The ChallengeThe cost of mineral nutrients such as phosphorous and nitrogen is rising, as a result of the finite supply of easily accessible phosphorous, higher energy costs, and a growing world population. This is resulting in a bigger demand for the recovery of these nutrients. Huge quantities of these nutrients are commonly found in wastewater treatment sludge, digestate, manure, and similar products. Recovering nutrients from these sources is an efficient way of closing the material cycle, and could potentially allow for these substances to be used indefinitely, at the same time as producing less waste. However, this process is subject to technical, organisational and legal uncertainties.
The SolutionRoyal HaskoningDHV led a consortium of key industry players to form a new consortium called the ‘Nutrient Clearing House’. The consortium will work together to recover nutrients from sludge, manure, digestate and the like in Flanders and has a market-driven focus in doing so.
The Nutrient Clearing House uses large-scale hub-based infrastructure, and has a central plant for the production these nutrients, which are environmentally positive and are stripped of any connotation with the products that they were sourced from.
As part of the consortium, we’ve implemented innovative approaches throughout this project, including:
- Taking a demand-led perspective on the market. Starting from the current market and emphasizing its questions and demands, we have focused on a limited number of end products with a guaranteed demand on the market. This has demonstrated the economic incentive of the project, as we have been able to demonstrate demand against the finite resources available.
- Focusing on the end-user, and adapting our approach to achieve what they need, in terms of logistics and specification. We’ve done this by combining technologies and stakeholders – working together to achieve an efficient result.
- Scaling up the technologies in order to meet demand, produce the nutrients in greater volumes, and increase profit margins. Currently, the industry is only operating on a small-scale basis, which is costly and inefficient.
The OutcomeWe have produced a viable business plan, which will allow the consortium to take the next steps towards the implementation of a Nutrient Clearing House in Flanders.
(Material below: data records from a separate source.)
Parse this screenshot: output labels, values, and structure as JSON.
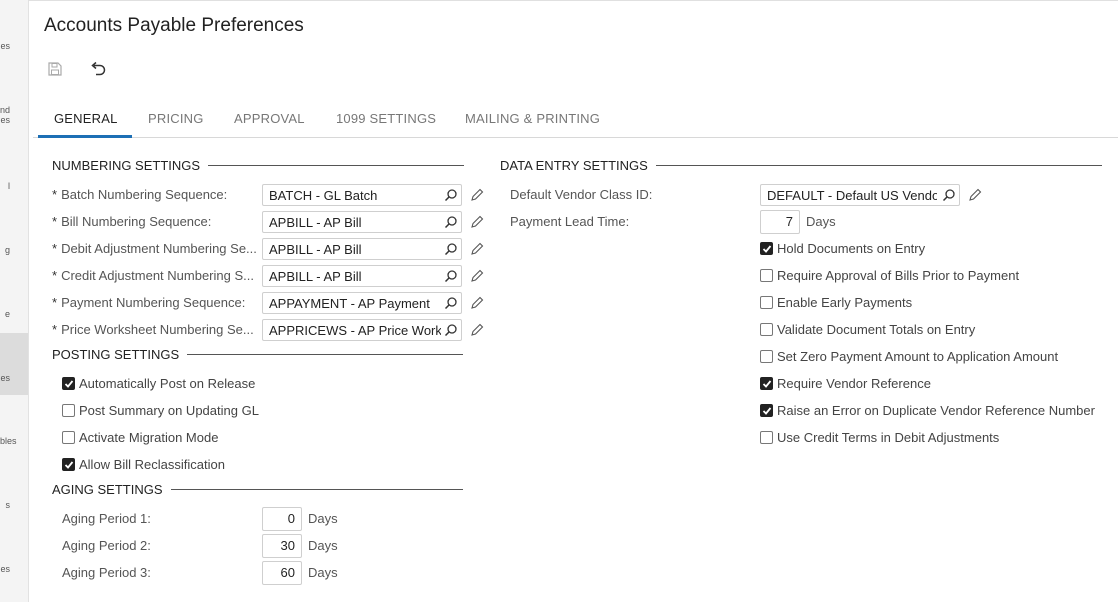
{
  "nav": [
    "es",
    "nd",
    "es",
    "l",
    "g",
    "e",
    "es",
    "bles",
    "s",
    "es"
  ],
  "title": "Accounts Payable Preferences",
  "tabs": [
    "GENERAL",
    "PRICING",
    "APPROVAL",
    "1099 SETTINGS",
    "MAILING & PRINTING"
  ],
  "numbering": {
    "header": "NUMBERING SETTINGS",
    "rows": [
      {
        "label": "Batch Numbering Sequence:",
        "value": "BATCH - GL Batch"
      },
      {
        "label": "Bill Numbering Sequence:",
        "value": "APBILL - AP Bill"
      },
      {
        "label": "Debit Adjustment Numbering Se...",
        "value": "APBILL - AP Bill"
      },
      {
        "label": "Credit Adjustment Numbering S...",
        "value": "APBILL - AP Bill"
      },
      {
        "label": "Payment Numbering Sequence:",
        "value": "APPAYMENT - AP Payment"
      },
      {
        "label": "Price Worksheet Numbering Se...",
        "value": "APPRICEWS - AP Price Work"
      }
    ]
  },
  "posting": {
    "header": "POSTING SETTINGS",
    "checks": [
      {
        "label": "Automatically Post on Release",
        "checked": true
      },
      {
        "label": "Post Summary on Updating GL",
        "checked": false
      },
      {
        "label": "Activate Migration Mode",
        "checked": false
      },
      {
        "label": "Allow Bill Reclassification",
        "checked": true
      }
    ]
  },
  "aging": {
    "header": "AGING SETTINGS",
    "rows": [
      {
        "label": "Aging Period 1:",
        "value": "0",
        "unit": "Days"
      },
      {
        "label": "Aging Period 2:",
        "value": "30",
        "unit": "Days"
      },
      {
        "label": "Aging Period 3:",
        "value": "60",
        "unit": "Days"
      }
    ]
  },
  "data_entry": {
    "header": "DATA ENTRY SETTINGS",
    "vendor_class_label": "Default Vendor Class ID:",
    "vendor_class_value": "DEFAULT - Default US Vendor",
    "lead_time_label": "Payment Lead Time:",
    "lead_time_value": "7",
    "lead_time_unit": "Days",
    "checks": [
      {
        "label": "Hold Documents on Entry",
        "checked": true
      },
      {
        "label": "Require Approval of Bills Prior to Payment",
        "checked": false
      },
      {
        "label": "Enable Early Payments",
        "checked": false
      },
      {
        "label": "Validate Document Totals on Entry",
        "checked": false
      },
      {
        "label": "Set Zero Payment Amount to Application Amount",
        "checked": false
      },
      {
        "label": "Require Vendor Reference",
        "checked": true
      },
      {
        "label": "Raise an Error on Duplicate Vendor Reference Number",
        "checked": true
      },
      {
        "label": "Use Credit Terms in Debit Adjustments",
        "checked": false
      }
    ]
  }
}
Royal HaskoningDHV is responsible for facilitating and moderating the consortium in the next implementation phases.
The first phase will be the development and implementation of a pilot plant, and the final step will be the construction and operation of a large full-scale Nutrient Clearing House, which will produce environmentally-positive products with strong market value.
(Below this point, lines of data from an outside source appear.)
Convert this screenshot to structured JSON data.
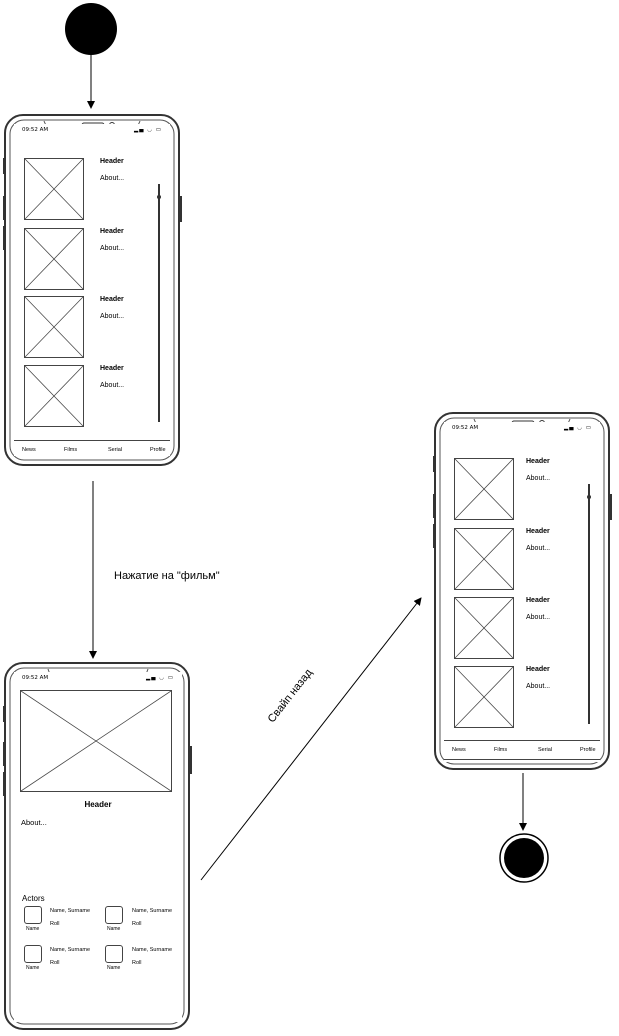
{
  "diagram": {
    "edges": {
      "tap_film_label": "Нажатие на \"фильм\"",
      "swipe_back_label": "Свайп назад"
    },
    "list_screen": {
      "status_time": "09:52 AM",
      "status_icons": "▂▄ ◡ ▭",
      "items": [
        {
          "header": "Header",
          "about": "About..."
        },
        {
          "header": "Header",
          "about": "About..."
        },
        {
          "header": "Header",
          "about": "About..."
        },
        {
          "header": "Header",
          "about": "About..."
        }
      ],
      "nav": [
        "News",
        "Films",
        "Serial",
        "Profile"
      ]
    },
    "detail_screen": {
      "status_time": "09:52 AM",
      "status_icons": "▂▄ ◡ ▭",
      "header": "Header",
      "about": "About...",
      "actors_title": "Actors",
      "actors": [
        {
          "name": "Name, Surname",
          "roll": "Roll",
          "caption": "Name"
        },
        {
          "name": "Name, Surname",
          "roll": "Roll",
          "caption": "Name"
        },
        {
          "name": "Name, Surname",
          "roll": "Roll",
          "caption": "Name"
        },
        {
          "name": "Name, Surname",
          "roll": "Roll",
          "caption": "Name"
        }
      ]
    }
  }
}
The economic and social benefits of this new approach include reduced costs for the suppliers of the waste streams (e.g. farmers), leading onto economic benefits for the involved nutrient processing partners, as well as providing overall environmental benefits.